Driven by higher raw material prices and stable demand, cement prices are expected to remain range-bound for fiscal 2024, but almost 1.2 times their pre-pandemic levels, the company said.
Aluminum prices rose almost 52% in the last financial year, driven by higher coal prices and strong demand. Prices are expected to rise modestly in FY24 due to healthy demand from the power and automotive segments. However, stable supply from China is expected to limit price increases. Prices should remain nearly 20% higher than his 2019 levels.
Healthy downstream demand to support higher copper prices next year, although supply is expected to improve. Prices are expected to hold at almost 1.56x pre-corona levels as copper supplies continue to be tight.

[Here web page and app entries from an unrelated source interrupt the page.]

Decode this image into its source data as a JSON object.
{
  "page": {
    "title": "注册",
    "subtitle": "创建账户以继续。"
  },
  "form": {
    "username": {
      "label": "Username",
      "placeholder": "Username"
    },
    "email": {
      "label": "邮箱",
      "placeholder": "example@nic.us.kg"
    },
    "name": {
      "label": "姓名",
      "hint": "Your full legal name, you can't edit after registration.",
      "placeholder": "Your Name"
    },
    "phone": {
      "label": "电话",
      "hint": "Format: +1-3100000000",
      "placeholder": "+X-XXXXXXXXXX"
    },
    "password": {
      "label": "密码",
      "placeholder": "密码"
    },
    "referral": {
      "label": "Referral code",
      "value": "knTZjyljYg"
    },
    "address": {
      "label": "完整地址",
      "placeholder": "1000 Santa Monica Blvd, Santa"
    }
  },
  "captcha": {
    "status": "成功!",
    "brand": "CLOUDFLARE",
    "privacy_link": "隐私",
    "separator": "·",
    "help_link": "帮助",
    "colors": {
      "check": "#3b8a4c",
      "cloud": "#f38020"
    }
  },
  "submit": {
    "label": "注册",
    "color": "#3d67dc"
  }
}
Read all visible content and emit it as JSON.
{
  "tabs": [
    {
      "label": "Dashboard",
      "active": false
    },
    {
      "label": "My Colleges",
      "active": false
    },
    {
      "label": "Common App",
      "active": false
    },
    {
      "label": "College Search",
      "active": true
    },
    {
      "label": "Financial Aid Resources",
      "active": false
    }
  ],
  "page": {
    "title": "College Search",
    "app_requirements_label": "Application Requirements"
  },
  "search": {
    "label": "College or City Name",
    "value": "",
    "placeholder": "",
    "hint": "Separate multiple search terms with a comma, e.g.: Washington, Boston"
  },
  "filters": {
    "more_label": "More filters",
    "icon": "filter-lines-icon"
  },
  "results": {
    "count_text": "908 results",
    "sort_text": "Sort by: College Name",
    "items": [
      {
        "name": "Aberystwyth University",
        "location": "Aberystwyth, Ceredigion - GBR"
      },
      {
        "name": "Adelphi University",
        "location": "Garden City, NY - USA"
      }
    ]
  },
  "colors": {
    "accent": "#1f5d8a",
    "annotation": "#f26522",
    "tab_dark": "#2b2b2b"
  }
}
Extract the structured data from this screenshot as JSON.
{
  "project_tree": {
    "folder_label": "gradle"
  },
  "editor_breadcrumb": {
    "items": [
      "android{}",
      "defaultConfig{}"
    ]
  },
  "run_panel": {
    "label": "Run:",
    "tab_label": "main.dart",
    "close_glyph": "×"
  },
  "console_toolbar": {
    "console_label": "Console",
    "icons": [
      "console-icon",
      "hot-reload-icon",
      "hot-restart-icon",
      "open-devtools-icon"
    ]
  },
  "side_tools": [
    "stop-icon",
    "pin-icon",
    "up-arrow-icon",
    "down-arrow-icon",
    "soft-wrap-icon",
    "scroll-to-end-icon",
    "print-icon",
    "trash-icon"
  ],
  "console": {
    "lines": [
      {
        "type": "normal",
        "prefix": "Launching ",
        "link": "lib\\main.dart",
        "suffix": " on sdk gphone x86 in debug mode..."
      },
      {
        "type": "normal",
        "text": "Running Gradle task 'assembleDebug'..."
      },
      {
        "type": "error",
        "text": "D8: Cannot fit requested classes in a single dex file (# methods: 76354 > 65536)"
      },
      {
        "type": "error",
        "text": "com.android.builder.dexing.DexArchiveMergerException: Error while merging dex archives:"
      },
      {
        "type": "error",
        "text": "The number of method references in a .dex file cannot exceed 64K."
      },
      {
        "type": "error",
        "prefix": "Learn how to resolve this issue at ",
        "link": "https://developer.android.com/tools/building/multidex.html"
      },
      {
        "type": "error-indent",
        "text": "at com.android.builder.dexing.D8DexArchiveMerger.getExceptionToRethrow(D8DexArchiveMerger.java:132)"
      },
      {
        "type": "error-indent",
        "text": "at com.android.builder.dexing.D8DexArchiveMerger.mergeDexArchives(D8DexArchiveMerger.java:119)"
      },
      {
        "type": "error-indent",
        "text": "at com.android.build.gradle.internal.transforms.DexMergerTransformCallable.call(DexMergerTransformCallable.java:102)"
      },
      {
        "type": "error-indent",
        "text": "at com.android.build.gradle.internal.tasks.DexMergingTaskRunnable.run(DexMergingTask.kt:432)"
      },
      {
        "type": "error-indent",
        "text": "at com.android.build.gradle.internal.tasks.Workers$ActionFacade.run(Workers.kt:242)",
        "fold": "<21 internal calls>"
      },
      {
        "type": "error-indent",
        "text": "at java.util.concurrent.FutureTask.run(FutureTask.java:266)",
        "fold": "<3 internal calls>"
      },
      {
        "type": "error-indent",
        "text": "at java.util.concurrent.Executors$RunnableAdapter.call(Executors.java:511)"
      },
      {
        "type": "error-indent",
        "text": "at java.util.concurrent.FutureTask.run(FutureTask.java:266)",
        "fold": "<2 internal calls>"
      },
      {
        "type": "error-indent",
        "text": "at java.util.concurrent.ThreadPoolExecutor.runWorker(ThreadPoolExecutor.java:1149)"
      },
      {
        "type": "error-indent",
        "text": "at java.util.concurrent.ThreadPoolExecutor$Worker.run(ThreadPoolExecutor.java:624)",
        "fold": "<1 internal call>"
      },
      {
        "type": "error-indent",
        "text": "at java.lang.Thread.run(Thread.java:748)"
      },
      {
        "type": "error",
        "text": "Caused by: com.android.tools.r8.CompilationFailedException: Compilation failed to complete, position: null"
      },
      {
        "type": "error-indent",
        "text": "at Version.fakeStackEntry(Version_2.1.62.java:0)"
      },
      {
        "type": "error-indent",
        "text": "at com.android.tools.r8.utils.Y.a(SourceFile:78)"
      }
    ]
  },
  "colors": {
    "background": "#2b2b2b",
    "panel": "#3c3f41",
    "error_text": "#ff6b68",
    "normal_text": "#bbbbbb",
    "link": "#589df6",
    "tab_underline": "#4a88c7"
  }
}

Oil prices will average $82-$87 a barrel in 2023, despite OPEC supply cuts being a key development to watch.
The Russia-Ukraine region, which accounts for 10% of total annual crude oil production, has pushed energy commodity prices to 10-year highs, with oil prices above $120 a barrel since 2008.
However, oil prices are expected to correct around 15-17% year-on-year in 2023. Key global economic slowdowns and restructuring of global supply chains are expected to weigh on prices, according to Crisil Research.
Thermal coal prices have soared on the back of gas shortages in the EU over the past two years, leading to a 180% year-on-year price increase. Prices are expected to fall about 34% in he 2023 as supply improves and a harsh winter eases.
Coking coal prices surged last year due to supply constraints and geopolitical issues between Australia and China.
The resolution of the Russian-Ukrainian war is expected to ease prices by 24% this year, while weather disruptions in Australia will keep prices at 1.6 times their pre-coronavirus levels, says Crisil Research. increase.